Federico Valverde’s game-saving red card in the Spanish Supercup final was a perfectly polarizing moment of the game’s dark arts.
With the score locked at 0-0 in the second half of extra time in the Spanish Supercup, Atletico Madrid successfully defended a free-kick for which Real Madrid had sent all but one of their outfield players ahead of the ball.
Raphael Varane almost got something on a rebound which found its way to the far post, but Atletico managed to clear, then clear, then clear, then they were through on goal.
Alvaro Morata was in with only the goalkeeper to beat but in one last desperate act, Federico Valverde opened up a philosophical debate.
In clearing out Morata, first with his left foot and then with his right foot for good measure — all of this nowhere near the ball and with no intention of taking it — Valverde gave the referee no choice but to send him off and a melee ensued.
He sparked some kind of soccer equivalent of the Rorschach test, as everyone will have a view on such an isolated event which is then part of a bigger picture.
Though he was on the wrong end of the result of this ‘tackle’, and indeed the result, as Real Madrid went on to win on penalties, everyone knew on which side of the fence Diego Simeone would fall, but would he be upfront about it?
As Valverde walked from the pitch he received support from his own manager Zinedine Zidane, but also a knowing tap on the back of the head from Simeone in recognition of this potential game-saving act.
“I think the award for the best player makes perfect sense because Valverde won the game with that action,” said the Atleti boss.
“It was the most important play of the game. If play continued, it would possibly have been a goal.
“I said to him ‘don’t worry, anyone would’ve done the same in your place’. He did what he had to do. We will see how many days [suspension] they give him.”
Another just-as-predictable supporter of this type of act was Real Madrid center-back Sergio Ramos, whose only gripe might have been the fact he wasn’t able to play the part of the villain himself.

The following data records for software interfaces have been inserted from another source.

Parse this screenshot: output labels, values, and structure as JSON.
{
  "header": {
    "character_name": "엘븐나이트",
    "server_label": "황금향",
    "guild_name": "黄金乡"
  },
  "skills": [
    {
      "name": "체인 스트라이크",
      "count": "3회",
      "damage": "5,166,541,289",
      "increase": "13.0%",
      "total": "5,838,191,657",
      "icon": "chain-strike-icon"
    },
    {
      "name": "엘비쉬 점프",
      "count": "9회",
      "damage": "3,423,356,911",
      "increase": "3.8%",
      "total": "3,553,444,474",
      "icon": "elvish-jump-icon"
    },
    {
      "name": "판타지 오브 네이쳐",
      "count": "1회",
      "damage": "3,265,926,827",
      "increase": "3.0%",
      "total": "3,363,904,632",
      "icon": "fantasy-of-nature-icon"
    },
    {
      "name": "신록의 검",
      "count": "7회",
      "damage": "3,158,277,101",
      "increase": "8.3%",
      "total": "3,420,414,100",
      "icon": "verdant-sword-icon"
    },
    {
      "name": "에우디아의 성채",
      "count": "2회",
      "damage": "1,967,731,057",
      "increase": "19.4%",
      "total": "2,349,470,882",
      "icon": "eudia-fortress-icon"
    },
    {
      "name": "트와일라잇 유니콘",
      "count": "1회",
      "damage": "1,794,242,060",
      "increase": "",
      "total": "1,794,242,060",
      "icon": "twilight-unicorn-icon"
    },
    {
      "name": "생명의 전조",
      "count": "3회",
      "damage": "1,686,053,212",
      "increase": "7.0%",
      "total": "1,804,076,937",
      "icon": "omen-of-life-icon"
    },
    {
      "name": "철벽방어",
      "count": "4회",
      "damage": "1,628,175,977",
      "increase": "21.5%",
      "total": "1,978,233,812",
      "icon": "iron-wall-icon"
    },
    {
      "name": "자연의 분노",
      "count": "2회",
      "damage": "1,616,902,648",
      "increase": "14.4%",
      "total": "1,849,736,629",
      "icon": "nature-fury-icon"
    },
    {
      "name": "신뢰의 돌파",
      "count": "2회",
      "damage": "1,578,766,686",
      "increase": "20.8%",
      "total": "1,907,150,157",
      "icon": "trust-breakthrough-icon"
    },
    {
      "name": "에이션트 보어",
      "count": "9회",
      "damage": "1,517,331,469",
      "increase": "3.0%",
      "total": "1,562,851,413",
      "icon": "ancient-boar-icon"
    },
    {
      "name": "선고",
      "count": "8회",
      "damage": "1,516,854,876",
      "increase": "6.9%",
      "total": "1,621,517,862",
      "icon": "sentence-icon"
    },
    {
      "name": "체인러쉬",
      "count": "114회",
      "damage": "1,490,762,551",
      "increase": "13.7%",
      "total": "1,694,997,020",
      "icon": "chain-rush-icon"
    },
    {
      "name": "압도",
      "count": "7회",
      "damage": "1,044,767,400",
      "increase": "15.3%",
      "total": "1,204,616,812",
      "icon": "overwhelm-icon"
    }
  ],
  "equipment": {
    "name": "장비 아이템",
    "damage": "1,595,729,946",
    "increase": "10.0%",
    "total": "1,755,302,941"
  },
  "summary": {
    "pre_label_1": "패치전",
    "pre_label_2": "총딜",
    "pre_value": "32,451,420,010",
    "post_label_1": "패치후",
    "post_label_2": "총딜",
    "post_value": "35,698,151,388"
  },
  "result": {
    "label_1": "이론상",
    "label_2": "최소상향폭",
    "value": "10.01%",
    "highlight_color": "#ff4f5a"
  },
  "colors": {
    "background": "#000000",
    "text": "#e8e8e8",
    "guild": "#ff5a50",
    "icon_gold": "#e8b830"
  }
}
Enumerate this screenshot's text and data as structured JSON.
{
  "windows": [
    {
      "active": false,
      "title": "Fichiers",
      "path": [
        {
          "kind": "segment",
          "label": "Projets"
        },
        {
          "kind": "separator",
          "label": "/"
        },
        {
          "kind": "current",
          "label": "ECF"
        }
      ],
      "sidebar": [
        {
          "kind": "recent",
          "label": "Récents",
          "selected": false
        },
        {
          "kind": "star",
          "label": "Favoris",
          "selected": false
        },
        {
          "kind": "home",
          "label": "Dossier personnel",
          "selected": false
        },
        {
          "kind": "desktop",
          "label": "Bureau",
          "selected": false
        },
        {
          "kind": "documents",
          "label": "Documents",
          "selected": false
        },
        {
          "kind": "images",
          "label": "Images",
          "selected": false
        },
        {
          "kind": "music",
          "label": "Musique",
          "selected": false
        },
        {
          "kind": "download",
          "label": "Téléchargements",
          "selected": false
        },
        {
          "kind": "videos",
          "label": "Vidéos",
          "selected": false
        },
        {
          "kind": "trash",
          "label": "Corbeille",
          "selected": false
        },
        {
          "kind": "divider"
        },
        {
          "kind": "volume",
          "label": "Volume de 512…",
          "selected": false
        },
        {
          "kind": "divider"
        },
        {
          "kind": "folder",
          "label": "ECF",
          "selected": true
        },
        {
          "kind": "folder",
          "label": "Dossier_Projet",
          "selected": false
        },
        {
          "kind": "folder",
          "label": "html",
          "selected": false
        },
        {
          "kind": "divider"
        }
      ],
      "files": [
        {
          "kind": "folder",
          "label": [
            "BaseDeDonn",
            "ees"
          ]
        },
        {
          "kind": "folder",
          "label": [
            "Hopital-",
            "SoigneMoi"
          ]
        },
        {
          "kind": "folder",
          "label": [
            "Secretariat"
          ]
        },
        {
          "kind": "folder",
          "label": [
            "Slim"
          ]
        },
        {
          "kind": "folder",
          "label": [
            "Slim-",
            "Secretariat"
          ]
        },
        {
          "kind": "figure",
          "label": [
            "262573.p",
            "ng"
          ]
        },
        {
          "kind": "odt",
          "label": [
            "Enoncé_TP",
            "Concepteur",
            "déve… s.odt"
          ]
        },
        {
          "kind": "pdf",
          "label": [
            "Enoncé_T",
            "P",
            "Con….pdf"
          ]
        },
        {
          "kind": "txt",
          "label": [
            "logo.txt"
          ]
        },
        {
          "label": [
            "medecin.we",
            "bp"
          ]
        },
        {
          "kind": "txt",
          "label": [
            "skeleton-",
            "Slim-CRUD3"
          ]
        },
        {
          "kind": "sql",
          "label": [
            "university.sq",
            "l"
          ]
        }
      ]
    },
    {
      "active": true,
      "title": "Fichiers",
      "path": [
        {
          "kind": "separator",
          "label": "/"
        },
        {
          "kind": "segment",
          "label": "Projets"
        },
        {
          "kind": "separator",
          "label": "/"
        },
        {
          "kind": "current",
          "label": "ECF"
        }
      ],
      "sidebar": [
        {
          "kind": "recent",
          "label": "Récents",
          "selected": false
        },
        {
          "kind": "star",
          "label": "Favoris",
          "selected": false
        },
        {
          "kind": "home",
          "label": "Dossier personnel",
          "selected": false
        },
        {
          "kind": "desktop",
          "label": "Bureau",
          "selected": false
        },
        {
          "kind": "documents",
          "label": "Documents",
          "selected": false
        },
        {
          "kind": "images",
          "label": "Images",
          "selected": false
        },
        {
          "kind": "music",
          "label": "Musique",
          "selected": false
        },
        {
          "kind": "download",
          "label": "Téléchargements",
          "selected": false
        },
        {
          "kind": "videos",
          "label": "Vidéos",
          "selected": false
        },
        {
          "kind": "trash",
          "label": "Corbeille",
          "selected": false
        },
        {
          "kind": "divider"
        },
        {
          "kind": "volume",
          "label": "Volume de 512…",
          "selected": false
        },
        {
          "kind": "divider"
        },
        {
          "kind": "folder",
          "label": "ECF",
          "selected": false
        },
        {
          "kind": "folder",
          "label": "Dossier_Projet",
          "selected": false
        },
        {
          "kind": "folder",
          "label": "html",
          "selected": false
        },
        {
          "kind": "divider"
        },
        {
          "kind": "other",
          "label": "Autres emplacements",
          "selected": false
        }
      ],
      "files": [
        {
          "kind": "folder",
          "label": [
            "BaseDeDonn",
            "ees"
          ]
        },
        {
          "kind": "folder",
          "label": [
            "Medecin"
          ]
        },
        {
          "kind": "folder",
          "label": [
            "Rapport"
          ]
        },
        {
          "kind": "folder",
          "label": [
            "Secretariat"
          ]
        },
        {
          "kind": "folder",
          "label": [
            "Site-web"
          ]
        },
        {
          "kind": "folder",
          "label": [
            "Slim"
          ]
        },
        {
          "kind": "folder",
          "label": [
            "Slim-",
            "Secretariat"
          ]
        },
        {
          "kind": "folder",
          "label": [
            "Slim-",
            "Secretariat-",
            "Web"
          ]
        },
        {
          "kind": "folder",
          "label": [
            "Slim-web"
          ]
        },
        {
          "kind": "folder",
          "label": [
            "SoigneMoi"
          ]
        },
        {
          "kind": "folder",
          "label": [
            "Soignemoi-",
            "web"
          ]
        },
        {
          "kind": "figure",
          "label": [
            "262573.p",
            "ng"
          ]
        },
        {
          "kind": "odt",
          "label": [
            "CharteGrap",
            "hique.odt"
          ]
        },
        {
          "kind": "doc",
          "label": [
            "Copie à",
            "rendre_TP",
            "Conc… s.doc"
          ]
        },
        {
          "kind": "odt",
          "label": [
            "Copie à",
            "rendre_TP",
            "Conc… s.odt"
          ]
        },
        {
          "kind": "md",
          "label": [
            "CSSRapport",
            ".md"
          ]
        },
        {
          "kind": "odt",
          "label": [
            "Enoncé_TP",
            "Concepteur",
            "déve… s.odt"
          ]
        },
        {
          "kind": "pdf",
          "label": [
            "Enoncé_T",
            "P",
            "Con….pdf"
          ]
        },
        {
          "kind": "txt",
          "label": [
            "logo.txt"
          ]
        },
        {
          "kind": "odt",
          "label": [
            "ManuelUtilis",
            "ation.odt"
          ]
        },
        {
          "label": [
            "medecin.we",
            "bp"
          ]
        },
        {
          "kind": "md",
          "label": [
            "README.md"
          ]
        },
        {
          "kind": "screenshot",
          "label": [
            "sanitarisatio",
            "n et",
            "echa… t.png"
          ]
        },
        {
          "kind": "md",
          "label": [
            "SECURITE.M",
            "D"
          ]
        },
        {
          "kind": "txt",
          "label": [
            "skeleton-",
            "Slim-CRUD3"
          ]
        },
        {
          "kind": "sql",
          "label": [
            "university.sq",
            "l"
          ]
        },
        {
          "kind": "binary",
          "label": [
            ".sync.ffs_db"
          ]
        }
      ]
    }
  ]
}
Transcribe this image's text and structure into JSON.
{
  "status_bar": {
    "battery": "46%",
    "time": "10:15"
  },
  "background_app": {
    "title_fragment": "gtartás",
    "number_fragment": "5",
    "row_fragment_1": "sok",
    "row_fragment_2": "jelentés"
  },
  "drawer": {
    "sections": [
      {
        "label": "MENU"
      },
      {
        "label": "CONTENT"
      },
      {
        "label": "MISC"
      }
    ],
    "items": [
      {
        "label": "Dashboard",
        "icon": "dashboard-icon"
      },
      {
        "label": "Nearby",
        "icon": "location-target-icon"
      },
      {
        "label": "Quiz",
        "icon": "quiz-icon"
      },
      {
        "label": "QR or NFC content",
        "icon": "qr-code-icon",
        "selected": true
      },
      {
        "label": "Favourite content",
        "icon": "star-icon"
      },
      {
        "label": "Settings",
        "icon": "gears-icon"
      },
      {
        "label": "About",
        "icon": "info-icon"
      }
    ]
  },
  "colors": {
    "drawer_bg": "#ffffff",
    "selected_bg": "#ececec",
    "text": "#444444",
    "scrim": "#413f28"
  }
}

“I think any player in our squad would have done it in that situation,” said the Real captain. “It was a key move that had to be stopped.”
What was the right thing to do? It was a selfish act for his team, but an unselfish one for Valverde personally in that he sacrificed any further participation in the game.
Wrong in the laws of the game, right in the pursuit of a desirable end result. Both evil and good.
This act, despite it’s uncouth, slightly dangerous and cynical nature, seems to have been roundly praised, even beyond the usual purveyors of this type of play.
But many similar acts have been criticized across the board, the most prominent of which might be Luis Suarez’s hand-ball on the line in the quarterfinal of the 2010 World Cup, which prevented Ghana reaching the semi-finals.
Some call for changes in the laws, but what more can be done? Awarding a goal to the team on the receiving end of these acts could be even more against the spirit of the game than the act itself.
The spirit of the game at a competitive (not just at a professional) level is as all about working within the laws to win a game of association football.
If scything down an opposition player in full flight or handling the ball on the line needs to be done, then a player accepts the consequences, as does the team on the receiving end.